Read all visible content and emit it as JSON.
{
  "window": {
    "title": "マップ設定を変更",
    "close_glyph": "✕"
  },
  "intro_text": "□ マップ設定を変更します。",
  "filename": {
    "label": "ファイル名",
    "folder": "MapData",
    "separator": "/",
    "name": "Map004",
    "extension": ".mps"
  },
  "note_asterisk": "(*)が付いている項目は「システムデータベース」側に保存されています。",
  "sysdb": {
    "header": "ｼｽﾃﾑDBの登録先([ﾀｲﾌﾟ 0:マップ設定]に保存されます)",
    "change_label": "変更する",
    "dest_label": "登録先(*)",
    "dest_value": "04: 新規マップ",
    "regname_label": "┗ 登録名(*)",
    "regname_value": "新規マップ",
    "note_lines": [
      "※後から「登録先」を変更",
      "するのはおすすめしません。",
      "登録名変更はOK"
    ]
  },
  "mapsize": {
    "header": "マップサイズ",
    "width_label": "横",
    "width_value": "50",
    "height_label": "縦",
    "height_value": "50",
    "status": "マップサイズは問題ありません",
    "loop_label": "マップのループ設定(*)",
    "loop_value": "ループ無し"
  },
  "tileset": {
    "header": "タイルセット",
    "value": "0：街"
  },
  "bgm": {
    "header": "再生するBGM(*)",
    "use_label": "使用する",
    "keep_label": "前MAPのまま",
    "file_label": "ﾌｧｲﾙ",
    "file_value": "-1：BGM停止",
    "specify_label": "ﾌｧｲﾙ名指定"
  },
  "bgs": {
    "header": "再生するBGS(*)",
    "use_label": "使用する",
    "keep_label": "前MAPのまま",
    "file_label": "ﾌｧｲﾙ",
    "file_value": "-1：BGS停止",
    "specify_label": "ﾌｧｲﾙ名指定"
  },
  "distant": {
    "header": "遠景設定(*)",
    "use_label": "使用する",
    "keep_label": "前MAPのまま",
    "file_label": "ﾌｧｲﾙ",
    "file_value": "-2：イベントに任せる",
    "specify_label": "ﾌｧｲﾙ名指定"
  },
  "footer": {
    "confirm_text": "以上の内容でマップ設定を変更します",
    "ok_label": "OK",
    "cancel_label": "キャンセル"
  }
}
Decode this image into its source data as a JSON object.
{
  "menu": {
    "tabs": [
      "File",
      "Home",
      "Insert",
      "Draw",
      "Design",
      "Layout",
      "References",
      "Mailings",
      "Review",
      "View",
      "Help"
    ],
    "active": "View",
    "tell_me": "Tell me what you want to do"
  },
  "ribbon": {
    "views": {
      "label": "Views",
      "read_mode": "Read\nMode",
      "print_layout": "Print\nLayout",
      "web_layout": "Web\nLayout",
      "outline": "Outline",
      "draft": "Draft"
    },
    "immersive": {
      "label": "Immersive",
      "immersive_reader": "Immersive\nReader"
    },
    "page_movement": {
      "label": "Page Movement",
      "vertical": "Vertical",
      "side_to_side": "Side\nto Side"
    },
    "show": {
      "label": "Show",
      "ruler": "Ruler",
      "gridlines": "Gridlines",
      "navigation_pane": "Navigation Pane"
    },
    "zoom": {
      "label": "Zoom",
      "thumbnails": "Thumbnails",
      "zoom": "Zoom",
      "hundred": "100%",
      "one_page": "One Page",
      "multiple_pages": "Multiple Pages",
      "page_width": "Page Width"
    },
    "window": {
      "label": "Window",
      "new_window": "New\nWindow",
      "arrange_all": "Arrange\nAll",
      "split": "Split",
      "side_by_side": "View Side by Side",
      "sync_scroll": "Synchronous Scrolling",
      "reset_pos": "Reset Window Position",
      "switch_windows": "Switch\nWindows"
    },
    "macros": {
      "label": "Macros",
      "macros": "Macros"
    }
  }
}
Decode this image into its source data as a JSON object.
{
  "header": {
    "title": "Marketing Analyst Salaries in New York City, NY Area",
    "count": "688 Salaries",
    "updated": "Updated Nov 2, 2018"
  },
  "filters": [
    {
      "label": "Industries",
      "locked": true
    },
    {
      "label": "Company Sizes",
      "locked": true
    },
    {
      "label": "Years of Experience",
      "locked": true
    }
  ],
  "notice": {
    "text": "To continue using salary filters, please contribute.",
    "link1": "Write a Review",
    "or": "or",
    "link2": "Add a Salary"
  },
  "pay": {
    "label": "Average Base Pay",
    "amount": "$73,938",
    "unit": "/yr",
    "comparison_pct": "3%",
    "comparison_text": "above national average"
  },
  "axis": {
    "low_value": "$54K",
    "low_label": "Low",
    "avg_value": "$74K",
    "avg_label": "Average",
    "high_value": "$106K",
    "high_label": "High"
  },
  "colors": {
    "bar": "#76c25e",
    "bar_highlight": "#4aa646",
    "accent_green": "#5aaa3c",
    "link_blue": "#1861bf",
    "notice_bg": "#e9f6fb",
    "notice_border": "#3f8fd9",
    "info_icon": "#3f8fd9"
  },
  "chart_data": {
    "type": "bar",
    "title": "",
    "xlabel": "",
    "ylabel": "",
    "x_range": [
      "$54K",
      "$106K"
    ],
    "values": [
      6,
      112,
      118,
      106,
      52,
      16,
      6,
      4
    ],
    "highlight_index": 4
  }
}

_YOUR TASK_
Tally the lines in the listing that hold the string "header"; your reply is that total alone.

_WRITTEN RESPONSE_
7